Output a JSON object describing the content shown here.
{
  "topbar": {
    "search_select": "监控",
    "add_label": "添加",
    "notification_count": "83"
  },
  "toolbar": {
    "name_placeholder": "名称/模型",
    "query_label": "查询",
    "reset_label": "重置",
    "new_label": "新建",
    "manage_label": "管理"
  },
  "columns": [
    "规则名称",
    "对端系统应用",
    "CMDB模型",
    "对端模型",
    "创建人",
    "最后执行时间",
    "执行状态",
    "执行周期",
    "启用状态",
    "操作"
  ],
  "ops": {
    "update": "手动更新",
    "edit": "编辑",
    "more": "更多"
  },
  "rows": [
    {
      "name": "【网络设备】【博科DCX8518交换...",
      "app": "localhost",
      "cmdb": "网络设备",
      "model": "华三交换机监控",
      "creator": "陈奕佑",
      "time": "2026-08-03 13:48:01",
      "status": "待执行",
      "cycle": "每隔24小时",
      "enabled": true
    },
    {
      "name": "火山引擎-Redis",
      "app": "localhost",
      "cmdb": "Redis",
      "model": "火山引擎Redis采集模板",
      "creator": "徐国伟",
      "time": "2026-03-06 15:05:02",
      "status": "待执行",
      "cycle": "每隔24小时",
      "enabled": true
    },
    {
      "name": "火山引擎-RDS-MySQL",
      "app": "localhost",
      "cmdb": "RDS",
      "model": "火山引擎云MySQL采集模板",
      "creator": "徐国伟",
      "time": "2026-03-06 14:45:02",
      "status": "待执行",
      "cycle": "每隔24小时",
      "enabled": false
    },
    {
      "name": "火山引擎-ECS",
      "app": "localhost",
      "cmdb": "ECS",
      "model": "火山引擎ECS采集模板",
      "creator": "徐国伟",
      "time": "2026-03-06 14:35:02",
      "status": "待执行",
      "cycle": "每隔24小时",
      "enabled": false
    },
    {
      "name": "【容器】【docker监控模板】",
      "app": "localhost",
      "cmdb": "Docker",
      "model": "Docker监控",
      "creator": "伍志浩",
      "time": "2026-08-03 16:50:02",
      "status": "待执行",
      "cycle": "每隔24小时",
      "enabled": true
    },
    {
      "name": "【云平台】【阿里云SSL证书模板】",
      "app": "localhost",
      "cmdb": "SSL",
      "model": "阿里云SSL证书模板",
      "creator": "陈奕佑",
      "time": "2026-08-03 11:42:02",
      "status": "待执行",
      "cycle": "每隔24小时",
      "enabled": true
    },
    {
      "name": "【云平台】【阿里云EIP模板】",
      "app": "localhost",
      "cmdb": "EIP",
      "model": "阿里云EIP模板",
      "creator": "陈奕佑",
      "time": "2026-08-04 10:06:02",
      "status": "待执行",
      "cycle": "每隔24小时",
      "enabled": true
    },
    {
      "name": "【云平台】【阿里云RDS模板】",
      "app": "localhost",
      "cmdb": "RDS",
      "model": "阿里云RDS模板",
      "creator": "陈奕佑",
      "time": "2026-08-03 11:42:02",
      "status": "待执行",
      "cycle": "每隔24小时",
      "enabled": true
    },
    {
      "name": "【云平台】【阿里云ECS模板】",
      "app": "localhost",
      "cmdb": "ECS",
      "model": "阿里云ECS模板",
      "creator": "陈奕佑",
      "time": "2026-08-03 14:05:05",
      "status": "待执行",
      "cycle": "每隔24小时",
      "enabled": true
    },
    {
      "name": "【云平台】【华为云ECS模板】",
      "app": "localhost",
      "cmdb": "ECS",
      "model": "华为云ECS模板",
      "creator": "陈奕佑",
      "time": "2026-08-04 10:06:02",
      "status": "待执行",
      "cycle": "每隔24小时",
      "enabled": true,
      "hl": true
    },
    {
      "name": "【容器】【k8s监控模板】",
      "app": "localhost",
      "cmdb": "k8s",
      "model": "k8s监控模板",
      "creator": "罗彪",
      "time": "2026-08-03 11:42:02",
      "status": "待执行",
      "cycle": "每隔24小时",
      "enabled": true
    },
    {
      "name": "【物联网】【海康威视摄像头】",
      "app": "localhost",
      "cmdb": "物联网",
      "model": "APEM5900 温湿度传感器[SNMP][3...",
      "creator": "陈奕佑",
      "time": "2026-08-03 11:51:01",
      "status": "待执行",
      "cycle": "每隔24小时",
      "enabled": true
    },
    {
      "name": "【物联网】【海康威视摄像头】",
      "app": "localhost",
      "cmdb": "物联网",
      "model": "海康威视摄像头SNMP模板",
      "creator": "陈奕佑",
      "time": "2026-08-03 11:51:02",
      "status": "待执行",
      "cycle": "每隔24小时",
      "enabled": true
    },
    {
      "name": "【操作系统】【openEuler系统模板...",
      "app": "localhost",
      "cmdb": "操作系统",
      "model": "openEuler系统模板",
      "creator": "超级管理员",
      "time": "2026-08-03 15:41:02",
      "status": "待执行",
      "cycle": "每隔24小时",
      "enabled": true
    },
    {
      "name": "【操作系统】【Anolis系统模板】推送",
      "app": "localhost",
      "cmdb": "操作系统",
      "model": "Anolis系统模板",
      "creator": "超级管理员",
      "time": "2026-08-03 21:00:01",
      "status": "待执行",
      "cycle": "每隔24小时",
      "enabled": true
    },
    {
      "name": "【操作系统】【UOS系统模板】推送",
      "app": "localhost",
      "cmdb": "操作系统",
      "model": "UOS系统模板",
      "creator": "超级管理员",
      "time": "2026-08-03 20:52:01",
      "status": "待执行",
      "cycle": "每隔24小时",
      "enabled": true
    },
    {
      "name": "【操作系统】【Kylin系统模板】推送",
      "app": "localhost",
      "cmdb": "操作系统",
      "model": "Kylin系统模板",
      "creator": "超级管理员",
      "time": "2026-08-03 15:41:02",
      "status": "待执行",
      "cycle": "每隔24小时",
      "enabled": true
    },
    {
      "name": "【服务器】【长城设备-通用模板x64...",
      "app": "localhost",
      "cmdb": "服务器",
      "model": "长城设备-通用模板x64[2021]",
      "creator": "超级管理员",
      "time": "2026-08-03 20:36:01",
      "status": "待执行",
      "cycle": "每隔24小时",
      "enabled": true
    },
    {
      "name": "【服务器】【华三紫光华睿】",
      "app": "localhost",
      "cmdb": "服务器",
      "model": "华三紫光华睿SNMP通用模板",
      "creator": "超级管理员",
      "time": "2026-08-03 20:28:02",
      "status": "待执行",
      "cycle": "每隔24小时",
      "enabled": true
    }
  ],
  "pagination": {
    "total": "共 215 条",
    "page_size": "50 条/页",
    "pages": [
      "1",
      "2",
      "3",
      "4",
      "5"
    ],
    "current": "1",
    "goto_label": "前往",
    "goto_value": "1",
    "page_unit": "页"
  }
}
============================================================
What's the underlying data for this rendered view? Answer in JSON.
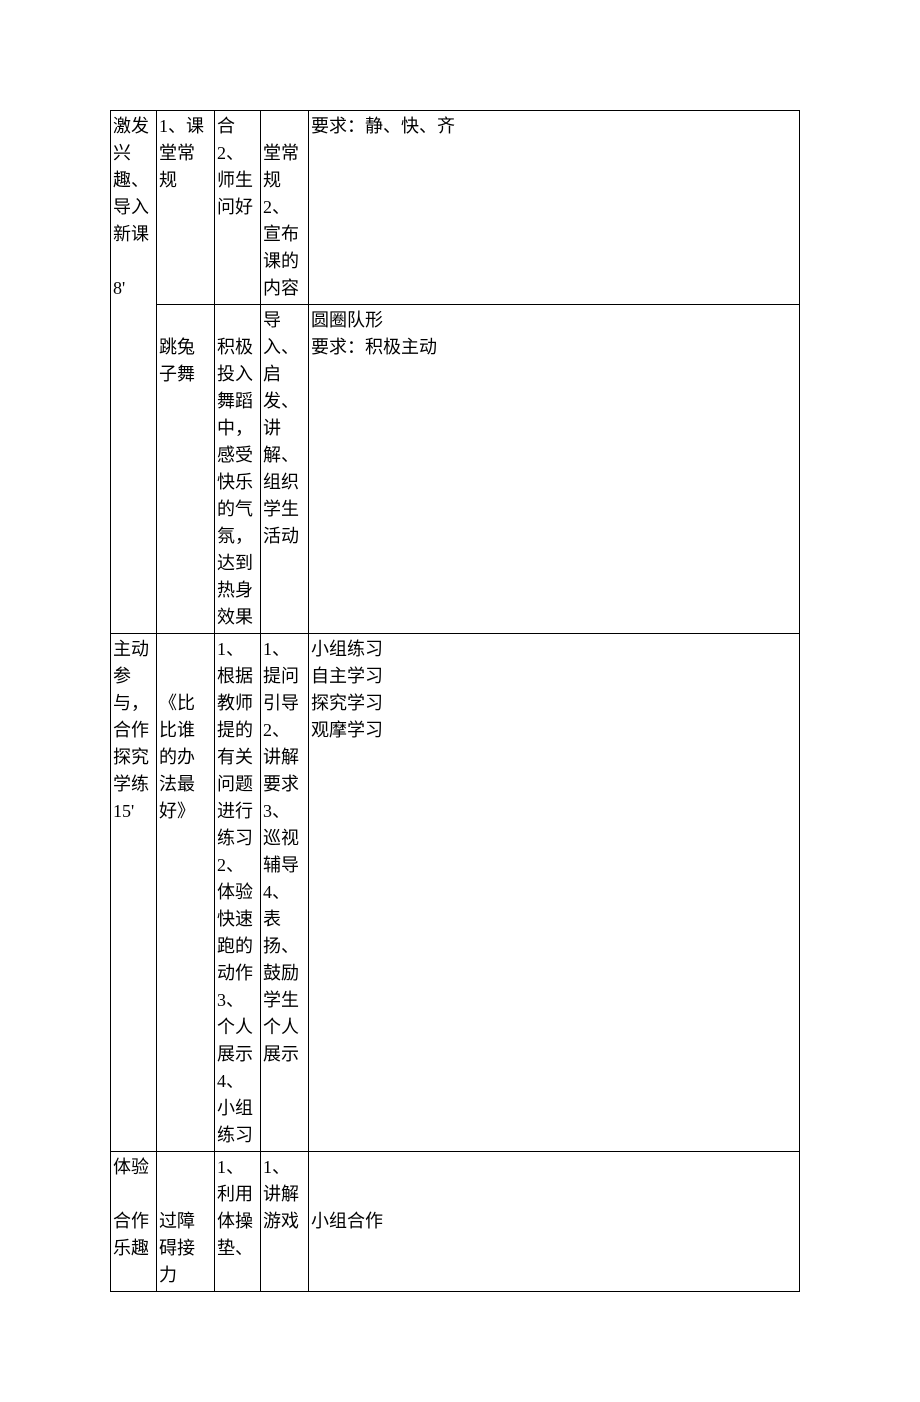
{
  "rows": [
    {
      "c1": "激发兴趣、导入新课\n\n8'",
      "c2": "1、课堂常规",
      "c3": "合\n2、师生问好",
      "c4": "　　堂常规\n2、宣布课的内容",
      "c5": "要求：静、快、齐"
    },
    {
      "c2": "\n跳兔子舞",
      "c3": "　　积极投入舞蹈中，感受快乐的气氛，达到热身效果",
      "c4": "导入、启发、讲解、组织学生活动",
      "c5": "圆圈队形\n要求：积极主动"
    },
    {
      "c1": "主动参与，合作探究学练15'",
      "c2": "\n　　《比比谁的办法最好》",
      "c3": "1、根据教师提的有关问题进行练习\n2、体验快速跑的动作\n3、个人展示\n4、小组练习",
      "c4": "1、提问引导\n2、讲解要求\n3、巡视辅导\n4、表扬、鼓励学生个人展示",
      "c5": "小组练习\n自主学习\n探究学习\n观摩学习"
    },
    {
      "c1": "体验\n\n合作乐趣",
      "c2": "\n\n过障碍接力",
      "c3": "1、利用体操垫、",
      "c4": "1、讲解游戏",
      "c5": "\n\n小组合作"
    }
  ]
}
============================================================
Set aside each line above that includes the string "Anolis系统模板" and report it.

      "name": "【操作系统】【Anolis系统模板】推送",
      "model": "Anolis系统模板",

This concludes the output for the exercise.